• **Problem**: The whole listing below is to be copied exactly.

══ Available data

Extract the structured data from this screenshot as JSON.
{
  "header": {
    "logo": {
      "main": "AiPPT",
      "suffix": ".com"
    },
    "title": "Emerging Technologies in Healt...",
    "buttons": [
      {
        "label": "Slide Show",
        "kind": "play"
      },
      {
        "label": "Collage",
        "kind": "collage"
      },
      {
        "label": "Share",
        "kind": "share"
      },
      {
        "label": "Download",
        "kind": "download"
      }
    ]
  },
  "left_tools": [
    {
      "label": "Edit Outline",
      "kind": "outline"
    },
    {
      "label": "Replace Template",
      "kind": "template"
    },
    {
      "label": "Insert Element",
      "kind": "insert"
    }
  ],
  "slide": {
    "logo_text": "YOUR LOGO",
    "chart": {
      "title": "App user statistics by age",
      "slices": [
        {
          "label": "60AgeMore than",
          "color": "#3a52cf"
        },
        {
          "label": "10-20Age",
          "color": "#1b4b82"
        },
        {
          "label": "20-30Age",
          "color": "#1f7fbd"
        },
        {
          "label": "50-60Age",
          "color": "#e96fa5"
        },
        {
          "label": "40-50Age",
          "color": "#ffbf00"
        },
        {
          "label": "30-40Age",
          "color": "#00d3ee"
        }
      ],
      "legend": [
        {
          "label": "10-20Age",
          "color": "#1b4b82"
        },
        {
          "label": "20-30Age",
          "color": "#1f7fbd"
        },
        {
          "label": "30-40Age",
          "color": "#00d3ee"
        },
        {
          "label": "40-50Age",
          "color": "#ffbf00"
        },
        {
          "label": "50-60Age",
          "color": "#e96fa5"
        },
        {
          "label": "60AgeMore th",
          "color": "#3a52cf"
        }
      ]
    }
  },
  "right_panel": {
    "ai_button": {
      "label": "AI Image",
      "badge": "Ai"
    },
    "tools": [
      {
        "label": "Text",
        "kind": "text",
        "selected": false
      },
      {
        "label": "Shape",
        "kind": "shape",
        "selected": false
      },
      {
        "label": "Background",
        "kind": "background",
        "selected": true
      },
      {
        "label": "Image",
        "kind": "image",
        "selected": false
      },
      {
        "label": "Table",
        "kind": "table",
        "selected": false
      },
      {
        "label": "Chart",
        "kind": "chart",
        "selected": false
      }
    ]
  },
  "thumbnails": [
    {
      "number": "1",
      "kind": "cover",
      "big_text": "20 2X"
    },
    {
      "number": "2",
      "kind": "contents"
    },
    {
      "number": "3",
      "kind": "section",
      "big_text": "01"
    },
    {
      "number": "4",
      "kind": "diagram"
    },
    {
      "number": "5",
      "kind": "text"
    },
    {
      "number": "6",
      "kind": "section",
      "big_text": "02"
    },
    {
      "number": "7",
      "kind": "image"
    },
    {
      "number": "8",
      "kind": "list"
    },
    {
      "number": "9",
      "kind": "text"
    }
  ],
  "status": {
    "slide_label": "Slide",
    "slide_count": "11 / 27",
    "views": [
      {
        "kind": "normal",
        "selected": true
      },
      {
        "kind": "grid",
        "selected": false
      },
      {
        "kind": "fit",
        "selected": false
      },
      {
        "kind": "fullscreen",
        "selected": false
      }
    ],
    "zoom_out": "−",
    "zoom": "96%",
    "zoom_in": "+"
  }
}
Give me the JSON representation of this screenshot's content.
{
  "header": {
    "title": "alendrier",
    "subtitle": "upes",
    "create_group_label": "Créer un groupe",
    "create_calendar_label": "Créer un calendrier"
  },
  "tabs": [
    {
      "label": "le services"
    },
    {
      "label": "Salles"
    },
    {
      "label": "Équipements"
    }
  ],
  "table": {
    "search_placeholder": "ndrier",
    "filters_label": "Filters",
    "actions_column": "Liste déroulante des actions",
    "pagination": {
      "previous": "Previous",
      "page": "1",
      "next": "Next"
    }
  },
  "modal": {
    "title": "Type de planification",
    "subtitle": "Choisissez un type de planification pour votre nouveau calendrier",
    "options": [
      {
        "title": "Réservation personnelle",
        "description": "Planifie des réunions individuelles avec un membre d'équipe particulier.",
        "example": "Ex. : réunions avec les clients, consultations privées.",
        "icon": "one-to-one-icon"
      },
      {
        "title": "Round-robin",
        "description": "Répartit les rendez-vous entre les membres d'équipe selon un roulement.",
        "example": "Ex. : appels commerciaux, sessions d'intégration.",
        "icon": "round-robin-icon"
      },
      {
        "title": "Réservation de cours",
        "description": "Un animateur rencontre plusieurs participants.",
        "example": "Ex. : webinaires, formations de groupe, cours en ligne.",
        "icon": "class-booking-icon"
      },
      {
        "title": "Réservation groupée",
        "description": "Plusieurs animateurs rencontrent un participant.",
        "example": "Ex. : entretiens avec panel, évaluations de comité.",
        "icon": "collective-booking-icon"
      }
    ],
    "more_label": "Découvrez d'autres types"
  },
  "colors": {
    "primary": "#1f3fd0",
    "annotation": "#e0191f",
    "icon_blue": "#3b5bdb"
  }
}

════

• **Reply to the exercise**:
Extract the structured data from this screenshot as JSON.
{
  "header": {
    "logo": {
      "main": "AiPPT",
      "suffix": ".com"
    },
    "title": "Emerging Technologies in Healt...",
    "buttons": [
      {
        "label": "Slide Show",
        "kind": "play"
      },
      {
        "label": "Collage",
        "kind": "collage"
      },
      {
        "label": "Share",
        "kind": "share"
      },
      {
        "label": "Download",
        "kind": "download"
      }
    ]
  },
  "left_tools": [
    {
      "label": "Edit Outline",
      "kind": "outline"
    },
    {
      "label": "Replace Template",
      "kind": "template"
    },
    {
      "label": "Insert Element",
      "kind": "insert"
    }
  ],
  "slide": {
    "logo_text": "YOUR LOGO",
    "chart": {
      "title": "App user statistics by age",
      "slices": [
        {
          "label": "60AgeMore than",
          "color": "#3a52cf"
        },
        {
          "label": "10-20Age",
          "color": "#1b4b82"
        },
        {
          "label": "20-30Age",
          "color": "#1f7fbd"
        },
        {
          "label": "50-60Age",
          "color": "#e96fa5"
        },
        {
          "label": "40-50Age",
          "color": "#ffbf00"
        },
        {
          "label": "30-40Age",
          "color": "#00d3ee"
        }
      ],
      "legend": [
        {
          "label": "10-20Age",
          "color": "#1b4b82"
        },
        {
          "label": "20-30Age",
          "color": "#1f7fbd"
        },
        {
          "label": "30-40Age",
          "color": "#00d3ee"
        },
        {
          "label": "40-50Age",
          "color": "#ffbf00"
        },
        {
          "label": "50-60Age",
          "color": "#e96fa5"
        },
        {
          "label": "60AgeMore th",
          "color": "#3a52cf"
        }
      ]
    }
  },
  "right_panel": {
    "ai_button": {
      "label": "AI Image",
      "badge": "Ai"
    },
    "tools": [
      {
        "label": "Text",
        "kind": "text",
        "selected": false
      },
      {
        "label": "Shape",
        "kind": "shape",
        "selected": false
      },
      {
        "label": "Background",
        "kind": "background",
        "selected": true
      },
      {
        "label": "Image",
        "kind": "image",
        "selected": false
      },
      {
        "label": "Table",
        "kind": "table",
        "selected": false
      },
      {
        "label": "Chart",
        "kind": "chart",
        "selected": false
      }
    ]
  },
  "thumbnails": [
    {
      "number": "1",
      "kind": "cover",
      "big_text": "20 2X"
    },
    {
      "number": "2",
      "kind": "contents"
    },
    {
      "number": "3",
      "kind": "section",
      "big_text": "01"
    },
    {
      "number": "4",
      "kind": "diagram"
    },
    {
      "number": "5",
      "kind": "text"
    },
    {
      "number": "6",
      "kind": "section",
      "big_text": "02"
    },
    {
      "number": "7",
      "kind": "image"
    },
    {
      "number": "8",
      "kind": "list"
    },
    {
      "number": "9",
      "kind": "text"
    }
  ],
  "status": {
    "slide_label": "Slide",
    "slide_count": "11 / 27",
    "views": [
      {
        "kind": "normal",
        "selected": true
      },
      {
        "kind": "grid",
        "selected": false
      },
      {
        "kind": "fit",
        "selected": false
      },
      {
        "kind": "fullscreen",
        "selected": false
      }
    ],
    "zoom_out": "−",
    "zoom": "96%",
    "zoom_in": "+"
  }
}
Give me the JSON representation of this screenshot's content.
{
  "header": {
    "title": "alendrier",
    "subtitle": "upes",
    "create_group_label": "Créer un groupe",
    "create_calendar_label": "Créer un calendrier"
  },
  "tabs": [
    {
      "label": "le services"
    },
    {
      "label": "Salles"
    },
    {
      "label": "Équipements"
    }
  ],
  "table": {
    "search_placeholder": "ndrier",
    "filters_label": "Filters",
    "actions_column": "Liste déroulante des actions",
    "pagination": {
      "previous": "Previous",
      "page": "1",
      "next": "Next"
    }
  },
  "modal": {
    "title": "Type de planification",
    "subtitle": "Choisissez un type de planification pour votre nouveau calendrier",
    "options": [
      {
        "title": "Réservation personnelle",
        "description": "Planifie des réunions individuelles avec un membre d'équipe particulier.",
        "example": "Ex. : réunions avec les clients, consultations privées.",
        "icon": "one-to-one-icon"
      },
      {
        "title": "Round-robin",
        "description": "Répartit les rendez-vous entre les membres d'équipe selon un roulement.",
        "example": "Ex. : appels commerciaux, sessions d'intégration.",
        "icon": "round-robin-icon"
      },
      {
        "title": "Réservation de cours",
        "description": "Un animateur rencontre plusieurs participants.",
        "example": "Ex. : webinaires, formations de groupe, cours en ligne.",
        "icon": "class-booking-icon"
      },
      {
        "title": "Réservation groupée",
        "description": "Plusieurs animateurs rencontrent un participant.",
        "example": "Ex. : entretiens avec panel, évaluations de comité.",
        "icon": "collective-booking-icon"
      }
    ],
    "more_label": "Découvrez d'autres types"
  },
  "colors": {
    "primary": "#1f3fd0",
    "annotation": "#e0191f",
    "icon_blue": "#3b5bdb"
  }
}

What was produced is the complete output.